I think there are two main reasons why people don’t cheat in online surveys, one methodological and one theoretical.
First, in the study presented in the article only 2 out of 505 people cheated (less than 0.5 pct.). However, there is a big difference in the design compared to a real world setting. The respondents used a computer in a non-familiar room with no information about potential monitoring mechanisms (which, of course, were present). I recognize that it is hard to control for cheating behavior in a non-lab setting, but there are technological ways to overcome this problem. I may return to this problem in a later post.
Second, flip the question: Why would people cheat? It’s anonymous, nothing to win and nothing to lose. Imagine that people got $1 for each correctly answered question. Oh my, people would cheat! But when the gain of cheating is more or less non-existent, it is no mystery people aren’t motivated to cheat.

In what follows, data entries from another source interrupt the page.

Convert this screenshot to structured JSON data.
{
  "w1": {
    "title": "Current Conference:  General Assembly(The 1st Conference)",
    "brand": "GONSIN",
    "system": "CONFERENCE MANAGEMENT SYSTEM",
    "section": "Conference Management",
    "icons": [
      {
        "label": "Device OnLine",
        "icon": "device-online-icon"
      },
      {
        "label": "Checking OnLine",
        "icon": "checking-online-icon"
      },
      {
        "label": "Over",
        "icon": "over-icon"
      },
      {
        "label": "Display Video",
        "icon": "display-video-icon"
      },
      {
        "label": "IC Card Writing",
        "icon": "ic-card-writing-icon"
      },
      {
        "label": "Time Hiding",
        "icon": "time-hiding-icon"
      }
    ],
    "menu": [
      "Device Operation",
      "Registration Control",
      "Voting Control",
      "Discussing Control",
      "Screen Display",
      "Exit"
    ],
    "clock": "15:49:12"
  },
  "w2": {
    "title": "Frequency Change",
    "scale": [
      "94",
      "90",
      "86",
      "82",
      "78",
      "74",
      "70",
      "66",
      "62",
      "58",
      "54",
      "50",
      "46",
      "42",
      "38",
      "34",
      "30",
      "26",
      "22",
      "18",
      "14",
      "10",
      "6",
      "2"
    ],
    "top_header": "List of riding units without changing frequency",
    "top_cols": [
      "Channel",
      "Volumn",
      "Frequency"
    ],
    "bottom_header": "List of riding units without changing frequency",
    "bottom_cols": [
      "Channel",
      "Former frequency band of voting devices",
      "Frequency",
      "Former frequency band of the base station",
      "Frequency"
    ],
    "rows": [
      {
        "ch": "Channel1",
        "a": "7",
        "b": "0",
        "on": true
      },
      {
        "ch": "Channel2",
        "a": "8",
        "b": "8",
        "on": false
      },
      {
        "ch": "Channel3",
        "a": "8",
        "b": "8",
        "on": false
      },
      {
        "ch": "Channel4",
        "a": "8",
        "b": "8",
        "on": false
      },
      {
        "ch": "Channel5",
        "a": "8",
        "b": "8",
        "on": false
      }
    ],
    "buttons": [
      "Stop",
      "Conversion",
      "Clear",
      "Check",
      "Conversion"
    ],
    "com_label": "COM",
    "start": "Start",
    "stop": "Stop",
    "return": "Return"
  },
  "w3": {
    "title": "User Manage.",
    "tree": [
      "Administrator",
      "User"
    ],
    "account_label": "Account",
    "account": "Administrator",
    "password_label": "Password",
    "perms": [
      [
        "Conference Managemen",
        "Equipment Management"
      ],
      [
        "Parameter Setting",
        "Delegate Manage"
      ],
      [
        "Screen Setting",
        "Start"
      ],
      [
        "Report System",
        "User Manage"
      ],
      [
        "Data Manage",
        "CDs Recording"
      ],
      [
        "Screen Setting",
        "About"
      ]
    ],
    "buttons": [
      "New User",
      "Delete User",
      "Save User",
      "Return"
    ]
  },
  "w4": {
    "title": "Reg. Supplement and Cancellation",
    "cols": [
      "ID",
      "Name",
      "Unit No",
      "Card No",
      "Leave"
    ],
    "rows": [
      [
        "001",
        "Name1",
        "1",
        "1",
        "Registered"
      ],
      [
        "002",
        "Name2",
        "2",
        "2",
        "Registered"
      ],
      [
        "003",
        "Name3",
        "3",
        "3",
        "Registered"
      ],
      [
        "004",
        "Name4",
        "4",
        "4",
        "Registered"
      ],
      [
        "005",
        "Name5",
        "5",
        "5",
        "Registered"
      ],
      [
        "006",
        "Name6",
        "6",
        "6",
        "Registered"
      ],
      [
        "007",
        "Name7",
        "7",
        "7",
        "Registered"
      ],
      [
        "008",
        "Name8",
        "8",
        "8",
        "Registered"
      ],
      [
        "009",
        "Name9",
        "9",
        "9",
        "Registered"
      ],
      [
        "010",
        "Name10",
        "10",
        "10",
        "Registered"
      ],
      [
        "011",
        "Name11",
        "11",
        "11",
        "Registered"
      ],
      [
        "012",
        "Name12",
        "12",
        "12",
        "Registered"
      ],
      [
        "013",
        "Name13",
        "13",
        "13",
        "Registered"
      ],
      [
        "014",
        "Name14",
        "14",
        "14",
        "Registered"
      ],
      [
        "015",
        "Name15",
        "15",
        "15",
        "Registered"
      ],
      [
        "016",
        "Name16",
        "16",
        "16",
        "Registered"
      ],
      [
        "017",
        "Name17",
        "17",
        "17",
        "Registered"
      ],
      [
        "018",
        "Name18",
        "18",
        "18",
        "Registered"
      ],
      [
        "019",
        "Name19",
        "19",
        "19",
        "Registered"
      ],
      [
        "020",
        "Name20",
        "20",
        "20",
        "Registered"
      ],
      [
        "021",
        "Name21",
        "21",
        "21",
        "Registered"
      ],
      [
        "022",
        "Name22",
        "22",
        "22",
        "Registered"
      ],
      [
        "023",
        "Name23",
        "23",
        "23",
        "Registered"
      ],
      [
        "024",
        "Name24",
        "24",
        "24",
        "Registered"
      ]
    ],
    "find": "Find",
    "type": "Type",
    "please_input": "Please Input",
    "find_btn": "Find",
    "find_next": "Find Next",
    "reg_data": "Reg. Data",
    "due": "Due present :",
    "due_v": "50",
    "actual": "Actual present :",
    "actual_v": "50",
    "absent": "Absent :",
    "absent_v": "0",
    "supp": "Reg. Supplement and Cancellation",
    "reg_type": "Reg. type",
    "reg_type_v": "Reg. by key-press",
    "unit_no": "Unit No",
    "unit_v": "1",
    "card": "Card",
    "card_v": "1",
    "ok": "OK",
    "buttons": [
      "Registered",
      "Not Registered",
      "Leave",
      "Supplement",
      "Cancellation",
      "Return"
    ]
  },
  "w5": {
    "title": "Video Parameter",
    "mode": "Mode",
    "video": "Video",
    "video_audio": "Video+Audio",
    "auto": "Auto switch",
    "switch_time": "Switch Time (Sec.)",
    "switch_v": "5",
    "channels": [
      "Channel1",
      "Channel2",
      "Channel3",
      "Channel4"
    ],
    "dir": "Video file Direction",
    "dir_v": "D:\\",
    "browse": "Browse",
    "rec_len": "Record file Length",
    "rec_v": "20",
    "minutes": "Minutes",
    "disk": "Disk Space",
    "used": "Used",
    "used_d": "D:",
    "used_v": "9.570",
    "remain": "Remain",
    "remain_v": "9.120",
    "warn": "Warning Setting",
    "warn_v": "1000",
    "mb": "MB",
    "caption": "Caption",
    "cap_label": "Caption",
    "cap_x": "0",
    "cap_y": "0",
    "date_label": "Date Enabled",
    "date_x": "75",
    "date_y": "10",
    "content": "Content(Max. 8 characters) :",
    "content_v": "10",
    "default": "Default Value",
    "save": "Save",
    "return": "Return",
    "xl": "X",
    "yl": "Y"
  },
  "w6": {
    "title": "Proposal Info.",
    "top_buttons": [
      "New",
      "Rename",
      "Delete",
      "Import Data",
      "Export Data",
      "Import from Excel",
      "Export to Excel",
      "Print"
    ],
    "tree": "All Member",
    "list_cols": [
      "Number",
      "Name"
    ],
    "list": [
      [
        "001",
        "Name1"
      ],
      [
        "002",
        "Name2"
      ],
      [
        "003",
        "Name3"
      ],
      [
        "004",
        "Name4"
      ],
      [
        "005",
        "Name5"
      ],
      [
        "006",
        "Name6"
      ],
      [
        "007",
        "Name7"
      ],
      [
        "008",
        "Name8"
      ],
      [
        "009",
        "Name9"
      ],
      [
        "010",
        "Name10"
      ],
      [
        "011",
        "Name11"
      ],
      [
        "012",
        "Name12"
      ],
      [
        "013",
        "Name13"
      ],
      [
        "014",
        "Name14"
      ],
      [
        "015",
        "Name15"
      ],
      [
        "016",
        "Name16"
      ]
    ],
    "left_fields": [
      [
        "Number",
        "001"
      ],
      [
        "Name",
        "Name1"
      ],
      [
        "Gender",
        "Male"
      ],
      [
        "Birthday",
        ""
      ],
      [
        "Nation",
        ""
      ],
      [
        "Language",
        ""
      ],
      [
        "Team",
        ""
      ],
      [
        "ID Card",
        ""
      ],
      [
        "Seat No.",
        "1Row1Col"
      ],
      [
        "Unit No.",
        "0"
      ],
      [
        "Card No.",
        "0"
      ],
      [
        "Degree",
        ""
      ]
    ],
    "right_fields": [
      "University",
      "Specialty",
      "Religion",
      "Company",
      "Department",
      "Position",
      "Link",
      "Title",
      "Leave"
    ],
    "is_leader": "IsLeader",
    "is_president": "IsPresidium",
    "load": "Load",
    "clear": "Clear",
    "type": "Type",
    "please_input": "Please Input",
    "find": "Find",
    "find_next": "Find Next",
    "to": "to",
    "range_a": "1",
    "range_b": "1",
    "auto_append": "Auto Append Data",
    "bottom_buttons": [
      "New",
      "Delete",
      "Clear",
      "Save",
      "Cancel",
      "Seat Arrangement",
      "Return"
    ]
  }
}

To sum up, it would be strange if anonymous people would cheat in a non-familiar setting without knowing whether or not he/she is being monitored, when the gains are low.